I found the above graph here. It's not so important that it doesn't include the last five years or so for my purposes.
I was looking at MegaCorp's new hires and discovered that in the last three months of intense intern hiring (it's the season for interns!) 24% of them have been female. I wondered how this compared to engineers hired. Turns out in the first 5+ months of this year, 10% of our new hire engineers have been female.
Now, my local university says that about 18.5% of engineering degrees are conferred to women. So the intern numbers seem to be, if anything, on the high side.
Compare the new hire numbers to the historical chart at the top and you'd see that we'd have to be averaging 30 years of experience for the engineers we hire for 10% to be a reasonable number. It's unlikely our average new hire engineer is 50 years old or more.
What does this mean? Why is the effort being made on the intern level to bring in more women but we don't see it when it comes down to hiring full-timers? It's possible, I suppose, that women are graduating with degrees, and working internships, but then somehow not going into engineer at all. If they are going into completely different fields after getting an engineering degree, and in high numbers, that could explain it.
Or is it part of the general trend that women tend to work in lower paying occupations so it's easier for a woman to get hired on as an intern than it will be for her to get hired as an engineer. Or maybe HR is trying to push diversity but can only manage to do so as a part of its intern hiring program but can't convince managers to hire more experienced women.
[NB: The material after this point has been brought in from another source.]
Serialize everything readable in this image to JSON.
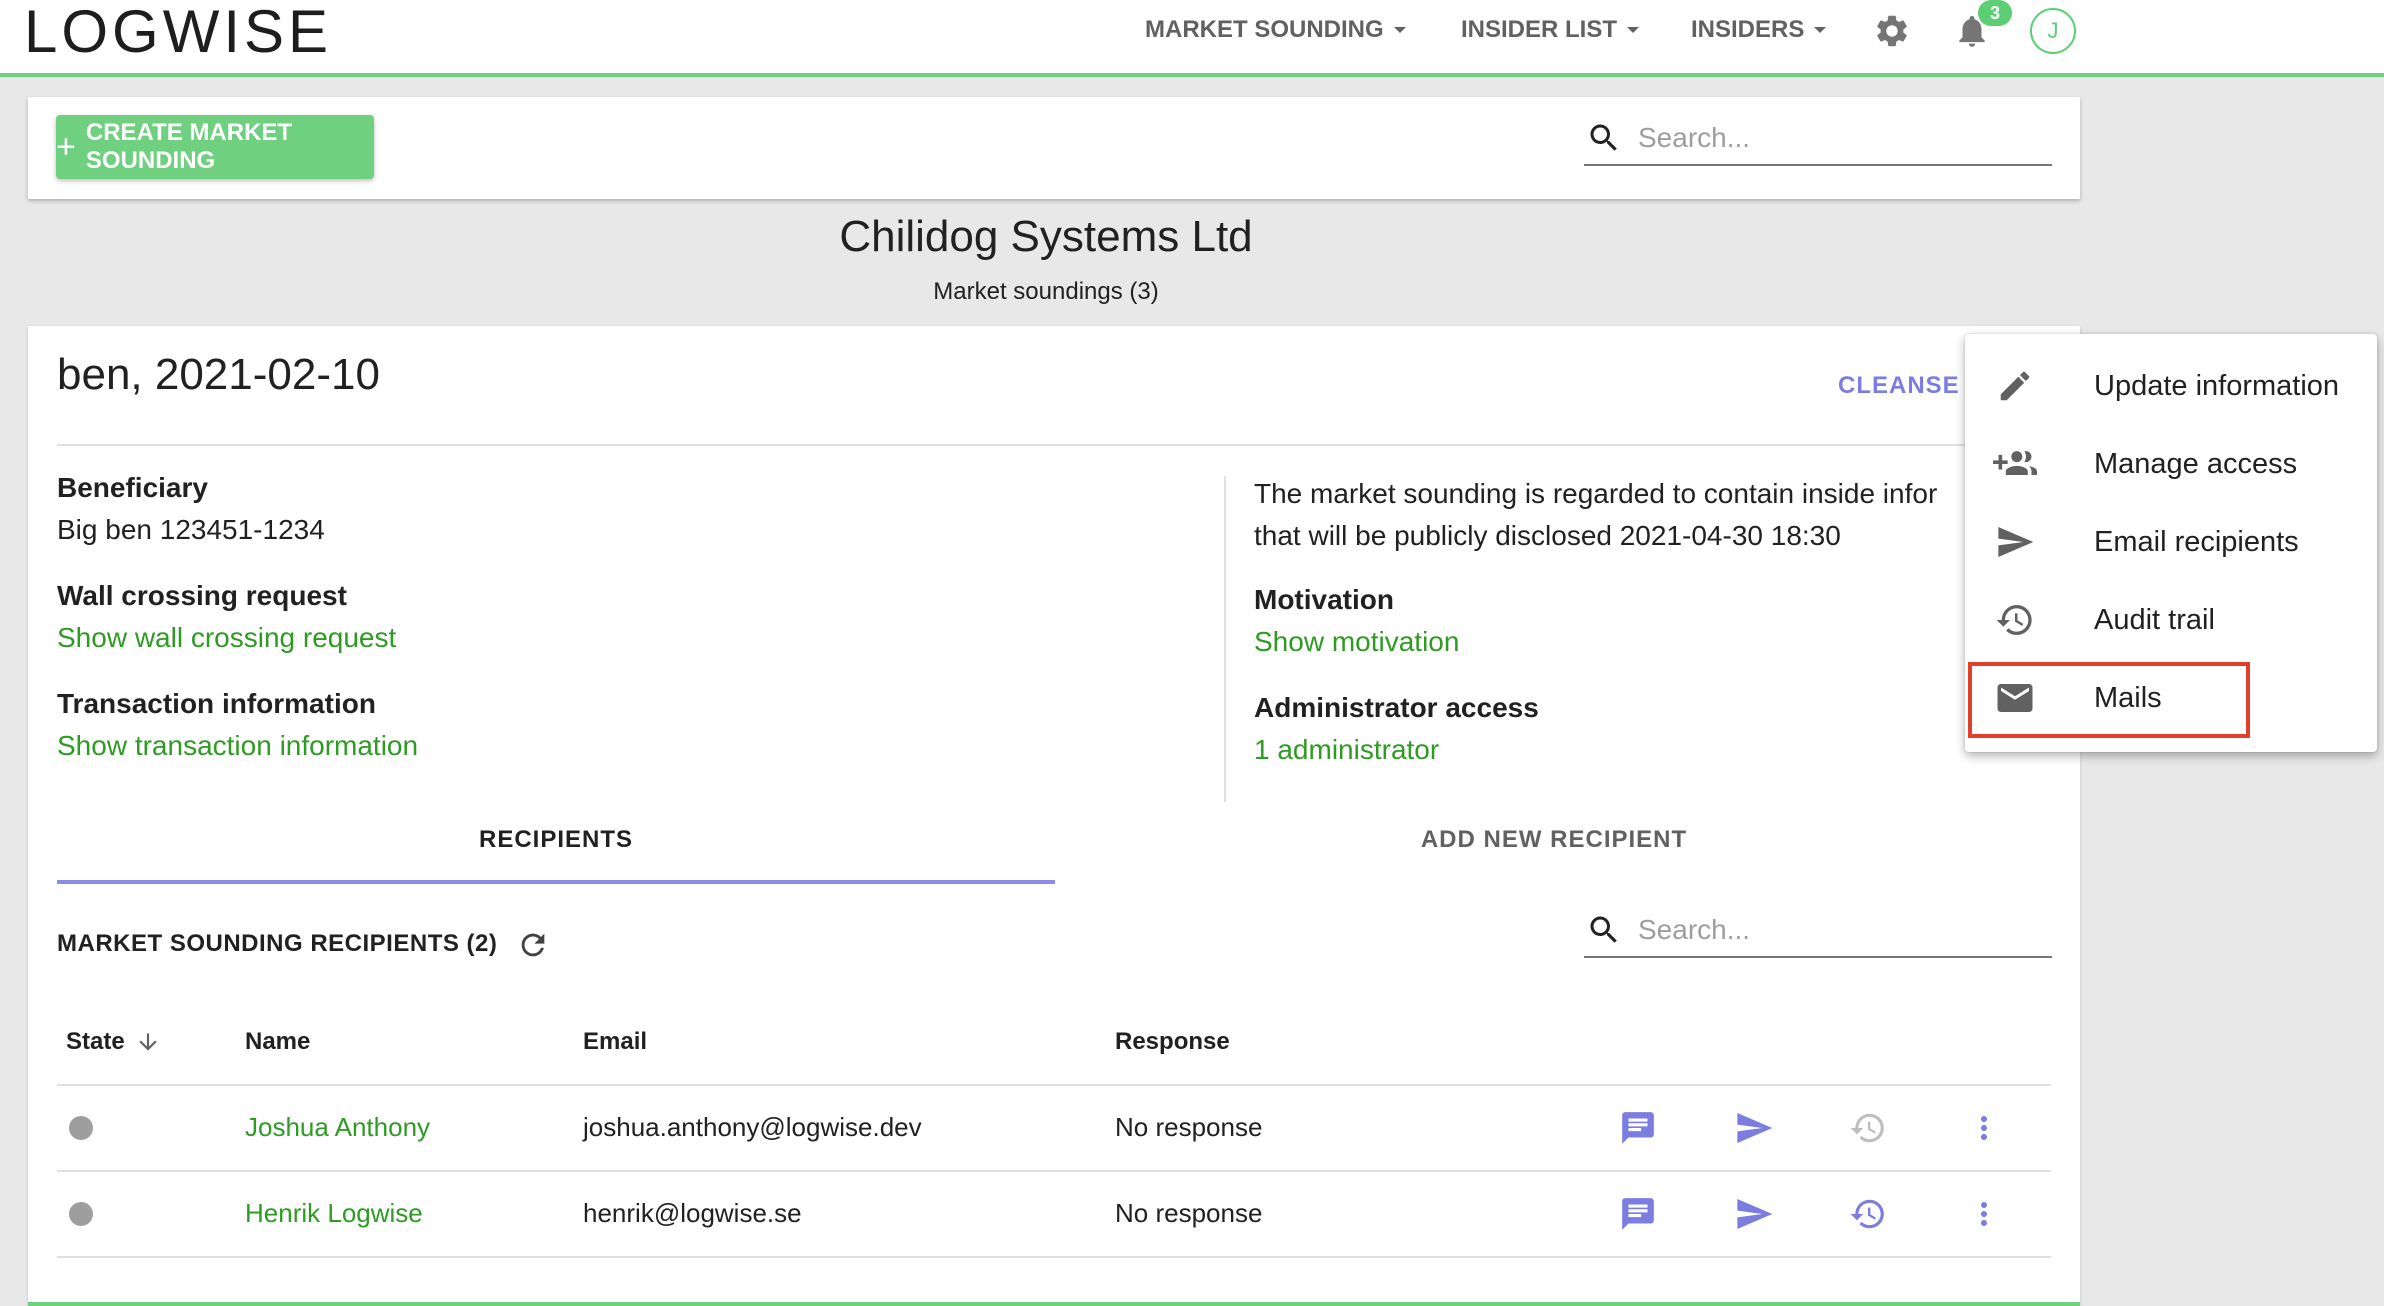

This might make a lot of sense if both numbers were on the low side or on the high side. Then you could draw some conclusion about MegaCorp's particular industry or maybe locality differences. As it is it looks a little strange.